> **Data to use**
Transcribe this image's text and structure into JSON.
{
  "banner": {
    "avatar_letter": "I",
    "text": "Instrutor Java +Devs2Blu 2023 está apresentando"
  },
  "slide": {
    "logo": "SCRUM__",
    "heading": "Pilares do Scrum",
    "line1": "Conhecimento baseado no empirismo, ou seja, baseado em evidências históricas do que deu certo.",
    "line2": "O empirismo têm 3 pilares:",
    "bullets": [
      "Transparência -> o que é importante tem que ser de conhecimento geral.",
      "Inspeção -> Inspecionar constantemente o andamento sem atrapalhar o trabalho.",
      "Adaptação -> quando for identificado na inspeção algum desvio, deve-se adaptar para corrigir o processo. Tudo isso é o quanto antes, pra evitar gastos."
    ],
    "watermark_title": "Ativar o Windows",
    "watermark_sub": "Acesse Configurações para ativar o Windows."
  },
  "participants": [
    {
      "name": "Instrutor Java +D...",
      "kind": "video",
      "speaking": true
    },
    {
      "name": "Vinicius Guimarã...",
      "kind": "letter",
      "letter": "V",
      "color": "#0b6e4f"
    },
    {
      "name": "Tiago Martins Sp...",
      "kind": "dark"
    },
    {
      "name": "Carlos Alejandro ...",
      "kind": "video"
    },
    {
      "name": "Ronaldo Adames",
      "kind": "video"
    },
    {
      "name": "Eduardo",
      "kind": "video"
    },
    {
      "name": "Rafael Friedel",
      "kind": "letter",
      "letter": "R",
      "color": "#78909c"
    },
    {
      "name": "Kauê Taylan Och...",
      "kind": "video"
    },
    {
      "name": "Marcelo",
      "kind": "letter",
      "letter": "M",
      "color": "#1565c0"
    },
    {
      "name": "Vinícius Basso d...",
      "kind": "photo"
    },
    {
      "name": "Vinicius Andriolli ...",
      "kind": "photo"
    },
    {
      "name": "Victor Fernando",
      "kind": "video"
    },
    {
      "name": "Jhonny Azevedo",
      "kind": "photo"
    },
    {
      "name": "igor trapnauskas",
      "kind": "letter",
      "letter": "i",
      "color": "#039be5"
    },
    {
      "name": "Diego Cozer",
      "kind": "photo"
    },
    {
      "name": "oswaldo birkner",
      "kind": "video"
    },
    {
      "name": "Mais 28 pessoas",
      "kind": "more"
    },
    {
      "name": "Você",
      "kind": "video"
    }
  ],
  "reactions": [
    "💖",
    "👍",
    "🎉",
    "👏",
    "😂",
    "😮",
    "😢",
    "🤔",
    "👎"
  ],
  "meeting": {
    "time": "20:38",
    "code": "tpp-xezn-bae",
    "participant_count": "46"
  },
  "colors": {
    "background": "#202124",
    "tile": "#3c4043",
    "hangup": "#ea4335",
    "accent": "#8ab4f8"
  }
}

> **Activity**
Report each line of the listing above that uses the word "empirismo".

> **Solution to the problem**
    "line1": "Conhecimento baseado no empirismo, ou seja, baseado em evidências históricas do que deu certo.",
    "line2": "O empirismo têm 3 pilares:",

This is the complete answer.